H.J. Keilman

Michael Riordan

George Kellner

Shell

Amed Khan

Belinda Stronach

Zelmira Koch
Liquidnet

Talisman Energy
Tilleke & Gibbins

Jean Manas
McKinsey & Company

Kevin Torudag

Harriet Mouchly-Weiss
Yves OltramareAnna Luisa
Ponti & Geoffrey Hoguet

VIVATrust
Yap Merkezi Construction
and Industry Inc.

SENIOR ADVISERS
Crisis Groups Senior Advisers are former Board Members who maintain an association with Crisis Group, and whose advice
and support are called on from time to time (to the extent consistent with any other office they may be holding at the time).
Martti Ahtisaari
Chairman Emeritus

George Mitchell
Chairman Emeritus

HRH Prince Turki al-Faisal


Shlomo Ben-Ami
Hushang Ansary

Mong Joon Chung


Pat Cox
Gianfranco DellAlba

Timothy Ong
Olara Otunnu
Shimon Peres

Jacques Delors

Victor Pinchuk

Alain Destexhe
Mou-Shih Ding
Gernot Erler

Surin Pitsuwan
Cyril Ramaphosa

Marika Fahln

George Robertson
Michel Rocard
Volker Rhe

Fidel V. Ramos

Richard Armitage
Ersin Arolu
scar Arias

Stanley Fischer
Malcolm Fraser

Diego Arria
Zainab Bangura
Christoph Bertram
Alan Blinken

I.K. Gujral
Max Jakobson
James V. Kimsey
Aleksander Kwaniewski

Mohamed Sahnoun

Lakhdar Brahimi

Todung Mulya Lubis


Allan J. MacEachen

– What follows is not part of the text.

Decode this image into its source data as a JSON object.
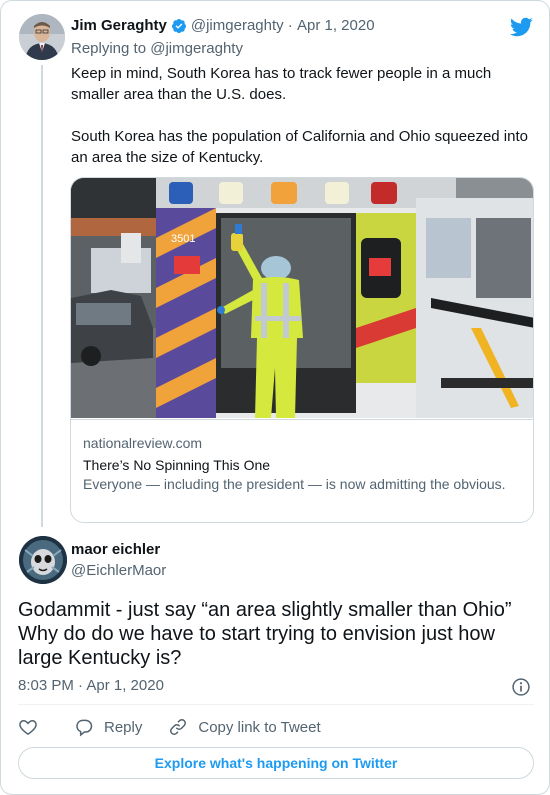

Michael Sohlman

Zbigniew Brzezinski
Kim Campbell

Graa Machel

Salim A. Salim
Douglas Schoen
Christian Schwarz-Schilling
Thorvald Stoltenberg
William O. Taylor

Jorge Castaeda
Naresh Chandra
Eugene Chien
Joaquim Alberto Chissano

Barbara McDougall
Matthew McHugh
Nobuo Matsunaga
Mikls Nmeth

Leo Tindemans
Ed van Thijn
Simone Veil
Shirley Williams

Victor Chu

Christine Ockrent

Grigory Yavlinski

Uta Zapf
Ernesto Zedillo